[[ Extracted data open ]]
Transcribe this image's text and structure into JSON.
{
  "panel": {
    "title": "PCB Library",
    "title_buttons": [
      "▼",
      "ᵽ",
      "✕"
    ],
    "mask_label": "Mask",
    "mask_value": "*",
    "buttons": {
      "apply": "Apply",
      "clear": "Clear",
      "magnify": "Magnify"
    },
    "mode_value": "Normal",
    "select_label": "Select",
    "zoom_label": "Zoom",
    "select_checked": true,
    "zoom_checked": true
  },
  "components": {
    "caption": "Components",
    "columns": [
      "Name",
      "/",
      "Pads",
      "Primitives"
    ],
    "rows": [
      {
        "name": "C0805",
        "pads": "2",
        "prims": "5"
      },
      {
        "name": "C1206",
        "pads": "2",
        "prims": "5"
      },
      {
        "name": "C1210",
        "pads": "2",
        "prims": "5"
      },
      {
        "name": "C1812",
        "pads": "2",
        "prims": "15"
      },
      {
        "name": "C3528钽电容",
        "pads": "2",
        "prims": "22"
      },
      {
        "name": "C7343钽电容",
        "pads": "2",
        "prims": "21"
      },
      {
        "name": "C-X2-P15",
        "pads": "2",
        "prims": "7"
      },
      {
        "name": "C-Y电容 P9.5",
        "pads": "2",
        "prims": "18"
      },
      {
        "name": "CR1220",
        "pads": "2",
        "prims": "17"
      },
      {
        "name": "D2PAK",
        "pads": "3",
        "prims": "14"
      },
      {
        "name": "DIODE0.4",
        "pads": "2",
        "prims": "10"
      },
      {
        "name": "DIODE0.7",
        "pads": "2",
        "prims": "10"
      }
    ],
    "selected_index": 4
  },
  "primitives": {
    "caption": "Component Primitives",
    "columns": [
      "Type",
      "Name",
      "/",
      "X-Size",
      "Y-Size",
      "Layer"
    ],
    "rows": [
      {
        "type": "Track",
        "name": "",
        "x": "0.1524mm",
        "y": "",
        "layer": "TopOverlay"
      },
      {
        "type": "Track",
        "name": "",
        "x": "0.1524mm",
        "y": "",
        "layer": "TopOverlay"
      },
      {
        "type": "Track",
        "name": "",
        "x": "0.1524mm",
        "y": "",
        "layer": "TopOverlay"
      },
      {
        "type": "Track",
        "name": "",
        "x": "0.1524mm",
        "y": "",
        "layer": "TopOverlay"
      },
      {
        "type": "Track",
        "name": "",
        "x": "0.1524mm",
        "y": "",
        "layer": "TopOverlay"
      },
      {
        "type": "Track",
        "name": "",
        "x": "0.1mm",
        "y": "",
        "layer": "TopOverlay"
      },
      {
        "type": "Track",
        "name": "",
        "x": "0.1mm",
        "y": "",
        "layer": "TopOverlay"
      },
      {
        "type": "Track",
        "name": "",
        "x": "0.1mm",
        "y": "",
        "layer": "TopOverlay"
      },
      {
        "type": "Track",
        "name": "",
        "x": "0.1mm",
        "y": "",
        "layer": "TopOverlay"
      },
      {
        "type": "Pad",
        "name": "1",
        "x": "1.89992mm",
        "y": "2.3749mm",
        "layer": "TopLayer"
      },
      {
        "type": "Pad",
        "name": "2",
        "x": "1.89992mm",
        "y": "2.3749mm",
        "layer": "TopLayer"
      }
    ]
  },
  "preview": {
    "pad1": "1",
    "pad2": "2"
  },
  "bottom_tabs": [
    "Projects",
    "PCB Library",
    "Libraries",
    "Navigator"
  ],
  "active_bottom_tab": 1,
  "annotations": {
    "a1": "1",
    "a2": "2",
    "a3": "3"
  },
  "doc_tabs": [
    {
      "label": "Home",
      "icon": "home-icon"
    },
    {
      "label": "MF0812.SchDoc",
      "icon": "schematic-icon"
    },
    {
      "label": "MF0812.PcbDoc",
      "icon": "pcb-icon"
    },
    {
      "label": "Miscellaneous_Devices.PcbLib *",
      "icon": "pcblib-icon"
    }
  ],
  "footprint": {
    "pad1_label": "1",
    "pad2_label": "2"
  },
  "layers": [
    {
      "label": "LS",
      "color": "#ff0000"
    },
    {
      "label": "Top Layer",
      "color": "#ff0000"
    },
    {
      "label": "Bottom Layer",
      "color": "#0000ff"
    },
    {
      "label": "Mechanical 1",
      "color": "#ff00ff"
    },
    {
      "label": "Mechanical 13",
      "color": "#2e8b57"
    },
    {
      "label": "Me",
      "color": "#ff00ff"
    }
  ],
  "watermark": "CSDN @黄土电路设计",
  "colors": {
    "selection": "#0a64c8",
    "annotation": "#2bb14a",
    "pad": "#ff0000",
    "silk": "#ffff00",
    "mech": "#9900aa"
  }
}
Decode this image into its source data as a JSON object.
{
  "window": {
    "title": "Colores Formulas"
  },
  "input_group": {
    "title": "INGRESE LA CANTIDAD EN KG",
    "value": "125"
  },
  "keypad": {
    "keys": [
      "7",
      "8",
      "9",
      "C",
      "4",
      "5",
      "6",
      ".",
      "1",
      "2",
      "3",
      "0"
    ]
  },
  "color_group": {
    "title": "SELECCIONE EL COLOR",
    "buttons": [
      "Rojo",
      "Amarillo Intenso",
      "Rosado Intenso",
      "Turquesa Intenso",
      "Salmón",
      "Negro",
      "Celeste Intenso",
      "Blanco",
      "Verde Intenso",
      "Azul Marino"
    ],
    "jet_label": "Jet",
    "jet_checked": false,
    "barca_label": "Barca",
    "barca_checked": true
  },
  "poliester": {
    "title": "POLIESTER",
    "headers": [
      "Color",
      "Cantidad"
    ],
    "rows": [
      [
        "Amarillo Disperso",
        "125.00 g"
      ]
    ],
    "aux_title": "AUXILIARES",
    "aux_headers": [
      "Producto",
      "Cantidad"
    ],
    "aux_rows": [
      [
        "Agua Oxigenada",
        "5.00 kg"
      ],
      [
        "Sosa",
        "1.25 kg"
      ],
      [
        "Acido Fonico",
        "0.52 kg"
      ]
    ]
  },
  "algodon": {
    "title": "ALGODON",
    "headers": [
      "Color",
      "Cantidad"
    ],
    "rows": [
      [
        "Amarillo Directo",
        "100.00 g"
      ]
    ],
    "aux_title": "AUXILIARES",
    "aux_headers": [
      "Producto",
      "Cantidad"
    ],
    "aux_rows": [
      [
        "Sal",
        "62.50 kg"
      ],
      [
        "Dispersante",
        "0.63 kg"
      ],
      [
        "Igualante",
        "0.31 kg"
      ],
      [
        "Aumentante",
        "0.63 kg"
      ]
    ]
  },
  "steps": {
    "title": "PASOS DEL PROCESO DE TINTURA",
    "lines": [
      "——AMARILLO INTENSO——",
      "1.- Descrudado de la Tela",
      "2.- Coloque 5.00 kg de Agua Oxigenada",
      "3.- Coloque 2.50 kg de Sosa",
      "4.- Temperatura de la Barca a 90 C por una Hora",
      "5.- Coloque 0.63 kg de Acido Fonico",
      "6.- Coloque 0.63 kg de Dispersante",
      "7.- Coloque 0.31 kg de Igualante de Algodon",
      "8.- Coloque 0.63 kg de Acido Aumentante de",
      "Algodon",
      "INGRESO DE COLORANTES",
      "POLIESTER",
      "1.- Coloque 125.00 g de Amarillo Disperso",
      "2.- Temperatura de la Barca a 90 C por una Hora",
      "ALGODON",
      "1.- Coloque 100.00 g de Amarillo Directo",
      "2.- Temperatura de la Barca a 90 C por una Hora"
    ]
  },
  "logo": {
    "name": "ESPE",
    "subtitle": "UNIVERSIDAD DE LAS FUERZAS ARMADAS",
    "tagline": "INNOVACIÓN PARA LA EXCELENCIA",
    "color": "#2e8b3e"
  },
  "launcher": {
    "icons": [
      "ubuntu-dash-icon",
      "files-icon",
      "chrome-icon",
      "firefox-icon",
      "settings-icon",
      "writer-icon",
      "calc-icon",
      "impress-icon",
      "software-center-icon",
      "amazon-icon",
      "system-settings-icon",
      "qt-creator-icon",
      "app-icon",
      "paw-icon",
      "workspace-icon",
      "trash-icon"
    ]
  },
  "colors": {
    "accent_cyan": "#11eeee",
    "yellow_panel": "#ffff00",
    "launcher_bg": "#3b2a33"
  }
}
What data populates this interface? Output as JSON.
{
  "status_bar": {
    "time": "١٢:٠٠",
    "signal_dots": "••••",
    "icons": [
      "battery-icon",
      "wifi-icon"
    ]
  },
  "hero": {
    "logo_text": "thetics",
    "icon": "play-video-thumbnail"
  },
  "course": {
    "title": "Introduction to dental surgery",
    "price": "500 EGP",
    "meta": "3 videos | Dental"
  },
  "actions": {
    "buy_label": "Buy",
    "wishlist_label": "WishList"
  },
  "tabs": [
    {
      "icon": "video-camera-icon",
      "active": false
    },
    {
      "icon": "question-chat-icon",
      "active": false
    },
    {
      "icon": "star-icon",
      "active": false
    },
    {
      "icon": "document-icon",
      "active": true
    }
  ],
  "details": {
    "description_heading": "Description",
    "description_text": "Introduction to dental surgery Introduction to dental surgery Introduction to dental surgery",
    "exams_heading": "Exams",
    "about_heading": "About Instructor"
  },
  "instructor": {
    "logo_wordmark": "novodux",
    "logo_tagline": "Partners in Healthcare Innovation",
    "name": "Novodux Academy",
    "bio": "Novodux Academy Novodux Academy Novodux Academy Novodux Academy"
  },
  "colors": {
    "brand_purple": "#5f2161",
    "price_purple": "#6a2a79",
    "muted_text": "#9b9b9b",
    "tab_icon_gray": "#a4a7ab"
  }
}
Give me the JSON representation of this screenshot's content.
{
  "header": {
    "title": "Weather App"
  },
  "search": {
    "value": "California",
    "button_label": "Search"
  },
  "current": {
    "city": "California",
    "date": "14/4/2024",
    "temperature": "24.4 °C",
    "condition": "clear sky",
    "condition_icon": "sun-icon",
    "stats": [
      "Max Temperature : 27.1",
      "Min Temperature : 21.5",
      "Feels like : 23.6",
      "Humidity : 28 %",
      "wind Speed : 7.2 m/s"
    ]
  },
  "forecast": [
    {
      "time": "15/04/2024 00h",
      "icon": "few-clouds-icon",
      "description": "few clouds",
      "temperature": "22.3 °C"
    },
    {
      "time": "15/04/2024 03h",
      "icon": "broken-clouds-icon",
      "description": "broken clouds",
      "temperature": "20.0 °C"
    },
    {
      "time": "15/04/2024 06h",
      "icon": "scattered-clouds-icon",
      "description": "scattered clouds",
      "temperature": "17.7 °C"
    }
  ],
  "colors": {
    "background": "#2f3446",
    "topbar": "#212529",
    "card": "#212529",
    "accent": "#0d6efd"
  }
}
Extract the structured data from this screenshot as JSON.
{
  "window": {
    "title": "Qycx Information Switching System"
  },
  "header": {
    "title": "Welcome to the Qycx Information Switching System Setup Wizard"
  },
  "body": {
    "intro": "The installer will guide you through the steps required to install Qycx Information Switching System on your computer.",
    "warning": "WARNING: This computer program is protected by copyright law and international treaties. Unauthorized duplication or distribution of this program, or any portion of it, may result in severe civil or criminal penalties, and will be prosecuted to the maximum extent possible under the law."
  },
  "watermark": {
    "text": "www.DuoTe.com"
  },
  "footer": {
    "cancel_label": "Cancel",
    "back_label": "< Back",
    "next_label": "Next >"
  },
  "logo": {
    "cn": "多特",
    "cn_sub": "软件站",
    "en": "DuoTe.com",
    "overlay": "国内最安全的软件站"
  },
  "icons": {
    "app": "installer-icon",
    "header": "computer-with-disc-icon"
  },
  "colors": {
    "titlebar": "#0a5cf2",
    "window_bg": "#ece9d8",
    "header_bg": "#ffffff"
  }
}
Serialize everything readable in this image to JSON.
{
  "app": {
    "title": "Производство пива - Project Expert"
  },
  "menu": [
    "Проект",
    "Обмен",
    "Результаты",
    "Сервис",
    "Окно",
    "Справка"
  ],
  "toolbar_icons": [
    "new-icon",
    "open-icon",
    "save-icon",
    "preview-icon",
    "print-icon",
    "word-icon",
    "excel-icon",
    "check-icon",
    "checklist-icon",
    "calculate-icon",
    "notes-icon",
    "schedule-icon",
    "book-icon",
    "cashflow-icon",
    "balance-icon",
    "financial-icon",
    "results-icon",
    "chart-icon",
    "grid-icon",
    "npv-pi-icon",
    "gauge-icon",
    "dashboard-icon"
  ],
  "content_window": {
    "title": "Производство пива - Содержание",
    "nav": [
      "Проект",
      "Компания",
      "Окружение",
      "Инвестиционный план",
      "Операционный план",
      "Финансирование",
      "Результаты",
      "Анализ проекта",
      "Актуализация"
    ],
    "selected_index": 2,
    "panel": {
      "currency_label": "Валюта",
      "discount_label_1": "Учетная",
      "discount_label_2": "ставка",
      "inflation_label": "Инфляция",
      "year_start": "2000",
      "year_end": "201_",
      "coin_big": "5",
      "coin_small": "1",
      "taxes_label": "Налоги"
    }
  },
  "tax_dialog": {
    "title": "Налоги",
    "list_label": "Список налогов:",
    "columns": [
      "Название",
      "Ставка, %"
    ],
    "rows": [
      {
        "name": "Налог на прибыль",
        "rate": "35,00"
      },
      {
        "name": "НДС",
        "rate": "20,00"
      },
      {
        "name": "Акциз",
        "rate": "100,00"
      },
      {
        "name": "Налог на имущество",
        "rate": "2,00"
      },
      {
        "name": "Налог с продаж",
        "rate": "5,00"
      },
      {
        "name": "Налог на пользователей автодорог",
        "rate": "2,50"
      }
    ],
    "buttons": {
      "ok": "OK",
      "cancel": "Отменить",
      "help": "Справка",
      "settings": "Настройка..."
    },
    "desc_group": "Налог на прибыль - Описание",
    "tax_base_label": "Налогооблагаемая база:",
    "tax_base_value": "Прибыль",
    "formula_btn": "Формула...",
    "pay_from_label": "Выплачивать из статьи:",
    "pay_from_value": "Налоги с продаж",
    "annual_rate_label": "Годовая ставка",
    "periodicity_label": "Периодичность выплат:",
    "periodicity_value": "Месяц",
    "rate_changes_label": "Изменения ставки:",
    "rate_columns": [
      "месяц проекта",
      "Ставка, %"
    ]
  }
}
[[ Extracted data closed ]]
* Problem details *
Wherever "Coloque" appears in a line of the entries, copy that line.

* Response to the exercise *
      "2.- Coloque 5.00 kg de Agua Oxigenada",
      "3.- Coloque 2.50 kg de Sosa",
      "5.- Coloque 0.63 kg de Acido Fonico",
      "6.- Coloque 0.63 kg de Dispersante",
      "7.- Coloque 0.31 kg de Igualante de Algodon",
      "8.- Coloque 0.63 kg de Acido Aumentante de",
      "1.- Coloque 125.00 g de Amarillo Disperso",
      "1.- Coloque 100.00 g de Amarillo Directo",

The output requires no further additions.